(Stored dataset items)

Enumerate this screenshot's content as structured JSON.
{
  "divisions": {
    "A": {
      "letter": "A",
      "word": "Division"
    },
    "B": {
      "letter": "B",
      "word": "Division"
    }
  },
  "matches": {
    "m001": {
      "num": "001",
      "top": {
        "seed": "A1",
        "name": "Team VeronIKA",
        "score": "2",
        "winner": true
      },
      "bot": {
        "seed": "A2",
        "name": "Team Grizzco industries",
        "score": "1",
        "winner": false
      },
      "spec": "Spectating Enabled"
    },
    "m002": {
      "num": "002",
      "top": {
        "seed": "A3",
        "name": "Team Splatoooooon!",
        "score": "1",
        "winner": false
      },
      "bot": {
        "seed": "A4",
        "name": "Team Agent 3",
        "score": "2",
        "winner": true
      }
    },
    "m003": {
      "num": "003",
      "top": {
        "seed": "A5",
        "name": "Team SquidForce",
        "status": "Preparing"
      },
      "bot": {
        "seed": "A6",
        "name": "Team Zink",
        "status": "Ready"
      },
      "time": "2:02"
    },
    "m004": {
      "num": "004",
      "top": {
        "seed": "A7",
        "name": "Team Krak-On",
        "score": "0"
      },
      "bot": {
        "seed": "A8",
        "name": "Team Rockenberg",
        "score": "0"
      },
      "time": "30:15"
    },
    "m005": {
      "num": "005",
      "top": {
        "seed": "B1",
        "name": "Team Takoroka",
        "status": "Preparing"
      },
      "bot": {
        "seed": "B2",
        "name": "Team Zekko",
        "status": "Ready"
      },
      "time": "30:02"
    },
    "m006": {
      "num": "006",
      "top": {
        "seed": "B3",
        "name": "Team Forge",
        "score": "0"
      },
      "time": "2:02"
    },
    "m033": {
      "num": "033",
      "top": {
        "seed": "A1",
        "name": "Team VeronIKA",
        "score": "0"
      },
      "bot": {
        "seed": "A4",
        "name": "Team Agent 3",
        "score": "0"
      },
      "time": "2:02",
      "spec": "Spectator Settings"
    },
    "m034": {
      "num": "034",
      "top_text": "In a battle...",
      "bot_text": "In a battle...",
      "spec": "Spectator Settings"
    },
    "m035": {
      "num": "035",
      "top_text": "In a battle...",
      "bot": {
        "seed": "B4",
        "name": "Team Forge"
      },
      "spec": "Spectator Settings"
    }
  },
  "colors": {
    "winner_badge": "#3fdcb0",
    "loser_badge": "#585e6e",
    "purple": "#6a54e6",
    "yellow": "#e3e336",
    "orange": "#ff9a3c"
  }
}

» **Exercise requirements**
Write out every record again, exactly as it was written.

» **Problem solution**
Enumerate this screenshot's content as structured JSON.
{
  "divisions": {
    "A": {
      "letter": "A",
      "word": "Division"
    },
    "B": {
      "letter": "B",
      "word": "Division"
    }
  },
  "matches": {
    "m001": {
      "num": "001",
      "top": {
        "seed": "A1",
        "name": "Team VeronIKA",
        "score": "2",
        "winner": true
      },
      "bot": {
        "seed": "A2",
        "name": "Team Grizzco industries",
        "score": "1",
        "winner": false
      },
      "spec": "Spectating Enabled"
    },
    "m002": {
      "num": "002",
      "top": {
        "seed": "A3",
        "name": "Team Splatoooooon!",
        "score": "1",
        "winner": false
      },
      "bot": {
        "seed": "A4",
        "name": "Team Agent 3",
        "score": "2",
        "winner": true
      }
    },
    "m003": {
      "num": "003",
      "top": {
        "seed": "A5",
        "name": "Team SquidForce",
        "status": "Preparing"
      },
      "bot": {
        "seed": "A6",
        "name": "Team Zink",
        "status": "Ready"
      },
      "time": "2:02"
    },
    "m004": {
      "num": "004",
      "top": {
        "seed": "A7",
        "name": "Team Krak-On",
        "score": "0"
      },
      "bot": {
        "seed": "A8",
        "name": "Team Rockenberg",
        "score": "0"
      },
      "time": "30:15"
    },
    "m005": {
      "num": "005",
      "top": {
        "seed": "B1",
        "name": "Team Takoroka",
        "status": "Preparing"
      },
      "bot": {
        "seed": "B2",
        "name": "Team Zekko",
        "status": "Ready"
      },
      "time": "30:02"
    },
    "m006": {
      "num": "006",
      "top": {
        "seed": "B3",
        "name": "Team Forge",
        "score": "0"
      },
      "time": "2:02"
    },
    "m033": {
      "num": "033",
      "top": {
        "seed": "A1",
        "name": "Team VeronIKA",
        "score": "0"
      },
      "bot": {
        "seed": "A4",
        "name": "Team Agent 3",
        "score": "0"
      },
      "time": "2:02",
      "spec": "Spectator Settings"
    },
    "m034": {
      "num": "034",
      "top_text": "In a battle...",
      "bot_text": "In a battle...",
      "spec": "Spectator Settings"
    },
    "m035": {
      "num": "035",
      "top_text": "In a battle...",
      "bot": {
        "seed": "B4",
        "name": "Team Forge"
      },
      "spec": "Spectator Settings"
    }
  },
  "colors": {
    "winner_badge": "#3fdcb0",
    "loser_badge": "#585e6e",
    "purple": "#6a54e6",
    "yellow": "#e3e336",
    "orange": "#ff9a3c"
  }
}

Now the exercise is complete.